Exercise requirements: Output every line of the listing as it stands.

Data extracts:

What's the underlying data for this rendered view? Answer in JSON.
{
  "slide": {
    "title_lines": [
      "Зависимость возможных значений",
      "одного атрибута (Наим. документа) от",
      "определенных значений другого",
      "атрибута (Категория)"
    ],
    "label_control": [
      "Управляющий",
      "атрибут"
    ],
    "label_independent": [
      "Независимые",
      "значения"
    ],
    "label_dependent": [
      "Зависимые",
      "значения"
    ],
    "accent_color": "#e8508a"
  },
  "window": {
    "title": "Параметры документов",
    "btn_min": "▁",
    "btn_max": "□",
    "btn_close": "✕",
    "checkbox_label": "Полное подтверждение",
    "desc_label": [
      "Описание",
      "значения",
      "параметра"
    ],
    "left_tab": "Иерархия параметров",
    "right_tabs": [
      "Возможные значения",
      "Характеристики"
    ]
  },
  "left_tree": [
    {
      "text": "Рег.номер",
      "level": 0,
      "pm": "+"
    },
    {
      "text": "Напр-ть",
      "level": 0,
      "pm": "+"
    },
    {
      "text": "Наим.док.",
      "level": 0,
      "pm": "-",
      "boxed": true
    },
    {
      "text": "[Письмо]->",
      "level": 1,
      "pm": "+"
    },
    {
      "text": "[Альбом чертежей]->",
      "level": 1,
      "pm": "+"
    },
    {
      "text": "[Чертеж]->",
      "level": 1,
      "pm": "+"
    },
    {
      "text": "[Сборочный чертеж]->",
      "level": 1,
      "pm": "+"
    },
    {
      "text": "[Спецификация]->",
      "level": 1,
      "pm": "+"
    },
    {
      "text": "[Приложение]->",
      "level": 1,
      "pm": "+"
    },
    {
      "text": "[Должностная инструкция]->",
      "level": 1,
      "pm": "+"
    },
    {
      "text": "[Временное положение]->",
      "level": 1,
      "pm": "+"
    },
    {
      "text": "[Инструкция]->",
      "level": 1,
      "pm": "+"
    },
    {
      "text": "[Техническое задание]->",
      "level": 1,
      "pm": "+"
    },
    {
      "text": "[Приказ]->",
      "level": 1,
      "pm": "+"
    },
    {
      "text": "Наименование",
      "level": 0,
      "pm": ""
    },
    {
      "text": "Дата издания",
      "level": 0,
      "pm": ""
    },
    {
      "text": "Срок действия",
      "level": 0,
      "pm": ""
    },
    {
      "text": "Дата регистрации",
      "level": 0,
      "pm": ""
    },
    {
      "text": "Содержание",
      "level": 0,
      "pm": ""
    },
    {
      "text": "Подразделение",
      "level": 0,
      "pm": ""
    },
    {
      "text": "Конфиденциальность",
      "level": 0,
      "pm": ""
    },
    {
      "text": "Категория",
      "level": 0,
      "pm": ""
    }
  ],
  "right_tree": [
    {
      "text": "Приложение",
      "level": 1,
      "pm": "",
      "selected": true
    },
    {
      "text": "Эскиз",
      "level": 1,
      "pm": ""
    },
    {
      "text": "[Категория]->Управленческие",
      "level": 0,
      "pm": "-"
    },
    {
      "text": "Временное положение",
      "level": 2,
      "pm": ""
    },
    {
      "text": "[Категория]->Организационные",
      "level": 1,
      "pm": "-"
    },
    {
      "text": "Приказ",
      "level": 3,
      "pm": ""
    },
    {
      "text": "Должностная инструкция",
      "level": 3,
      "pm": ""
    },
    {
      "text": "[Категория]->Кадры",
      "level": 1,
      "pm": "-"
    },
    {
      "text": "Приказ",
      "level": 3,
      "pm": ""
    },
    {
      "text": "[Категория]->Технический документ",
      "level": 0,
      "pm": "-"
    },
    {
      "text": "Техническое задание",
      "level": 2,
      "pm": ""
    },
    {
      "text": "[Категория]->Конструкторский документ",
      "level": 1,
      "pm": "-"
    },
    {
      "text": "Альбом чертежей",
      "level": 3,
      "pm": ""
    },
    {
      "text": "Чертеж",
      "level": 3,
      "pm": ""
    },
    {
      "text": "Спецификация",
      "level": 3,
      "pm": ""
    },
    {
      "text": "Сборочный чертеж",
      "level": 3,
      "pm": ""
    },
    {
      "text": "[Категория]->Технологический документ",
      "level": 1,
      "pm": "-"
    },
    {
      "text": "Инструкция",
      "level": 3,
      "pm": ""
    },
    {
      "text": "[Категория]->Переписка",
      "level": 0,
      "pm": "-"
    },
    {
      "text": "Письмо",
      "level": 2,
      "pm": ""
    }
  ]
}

Exercise output:
What's the underlying data for this rendered view? Answer in JSON.
{
  "slide": {
    "title_lines": [
      "Зависимость возможных значений",
      "одного атрибута (Наим. документа) от",
      "определенных значений другого",
      "атрибута (Категория)"
    ],
    "label_control": [
      "Управляющий",
      "атрибут"
    ],
    "label_independent": [
      "Независимые",
      "значения"
    ],
    "label_dependent": [
      "Зависимые",
      "значения"
    ],
    "accent_color": "#e8508a"
  },
  "window": {
    "title": "Параметры документов",
    "btn_min": "▁",
    "btn_max": "□",
    "btn_close": "✕",
    "checkbox_label": "Полное подтверждение",
    "desc_label": [
      "Описание",
      "значения",
      "параметра"
    ],
    "left_tab": "Иерархия параметров",
    "right_tabs": [
      "Возможные значения",
      "Характеристики"
    ]
  },
  "left_tree": [
    {
      "text": "Рег.номер",
      "level": 0,
      "pm": "+"
    },
    {
      "text": "Напр-ть",
      "level": 0,
      "pm": "+"
    },
    {
      "text": "Наим.док.",
      "level": 0,
      "pm": "-",
      "boxed": true
    },
    {
      "text": "[Письмо]->",
      "level": 1,
      "pm": "+"
    },
    {
      "text": "[Альбом чертежей]->",
      "level": 1,
      "pm": "+"
    },
    {
      "text": "[Чертеж]->",
      "level": 1,
      "pm": "+"
    },
    {
      "text": "[Сборочный чертеж]->",
      "level": 1,
      "pm": "+"
    },
    {
      "text": "[Спецификация]->",
      "level": 1,
      "pm": "+"
    },
    {
      "text": "[Приложение]->",
      "level": 1,
      "pm": "+"
    },
    {
      "text": "[Должностная инструкция]->",
      "level": 1,
      "pm": "+"
    },
    {
      "text": "[Временное положение]->",
      "level": 1,
      "pm": "+"
    },
    {
      "text": "[Инструкция]->",
      "level": 1,
      "pm": "+"
    },
    {
      "text": "[Техническое задание]->",
      "level": 1,
      "pm": "+"
    },
    {
      "text": "[Приказ]->",
      "level": 1,
      "pm": "+"
    },
    {
      "text": "Наименование",
      "level": 0,
      "pm": ""
    },
    {
      "text": "Дата издания",
      "level": 0,
      "pm": ""
    },
    {
      "text": "Срок действия",
      "level": 0,
      "pm": ""
    },
    {
      "text": "Дата регистрации",
      "level": 0,
      "pm": ""
    },
    {
      "text": "Содержание",
      "level": 0,
      "pm": ""
    },
    {
      "text": "Подразделение",
      "level": 0,
      "pm": ""
    },
    {
      "text": "Конфиденциальность",
      "level": 0,
      "pm": ""
    },
    {
      "text": "Категория",
      "level": 0,
      "pm": ""
    }
  ],
  "right_tree": [
    {
      "text": "Приложение",
      "level": 1,
      "pm": "",
      "selected": true
    },
    {
      "text": "Эскиз",
      "level": 1,
      "pm": ""
    },
    {
      "text": "[Категория]->Управленческие",
      "level": 0,
      "pm": "-"
    },
    {
      "text": "Временное положение",
      "level": 2,
      "pm": ""
    },
    {
      "text": "[Категория]->Организационные",
      "level": 1,
      "pm": "-"
    },
    {
      "text": "Приказ",
      "level": 3,
      "pm": ""
    },
    {
      "text": "Должностная инструкция",
      "level": 3,
      "pm": ""
    },
    {
      "text": "[Категория]->Кадры",
      "level": 1,
      "pm": "-"
    },
    {
      "text": "Приказ",
      "level": 3,
      "pm": ""
    },
    {
      "text": "[Категория]->Технический документ",
      "level": 0,
      "pm": "-"
    },
    {
      "text": "Техническое задание",
      "level": 2,
      "pm": ""
    },
    {
      "text": "[Категория]->Конструкторский документ",
      "level": 1,
      "pm": "-"
    },
    {
      "text": "Альбом чертежей",
      "level": 3,
      "pm": ""
    },
    {
      "text": "Чертеж",
      "level": 3,
      "pm": ""
    },
    {
      "text": "Спецификация",
      "level": 3,
      "pm": ""
    },
    {
      "text": "Сборочный чертеж",
      "level": 3,
      "pm": ""
    },
    {
      "text": "[Категория]->Технологический документ",
      "level": 1,
      "pm": "-"
    },
    {
      "text": "Инструкция",
      "level": 3,
      "pm": ""
    },
    {
      "text": "[Категория]->Переписка",
      "level": 0,
      "pm": "-"
    },
    {
      "text": "Письмо",
      "level": 2,
      "pm": ""
    }
  ]
}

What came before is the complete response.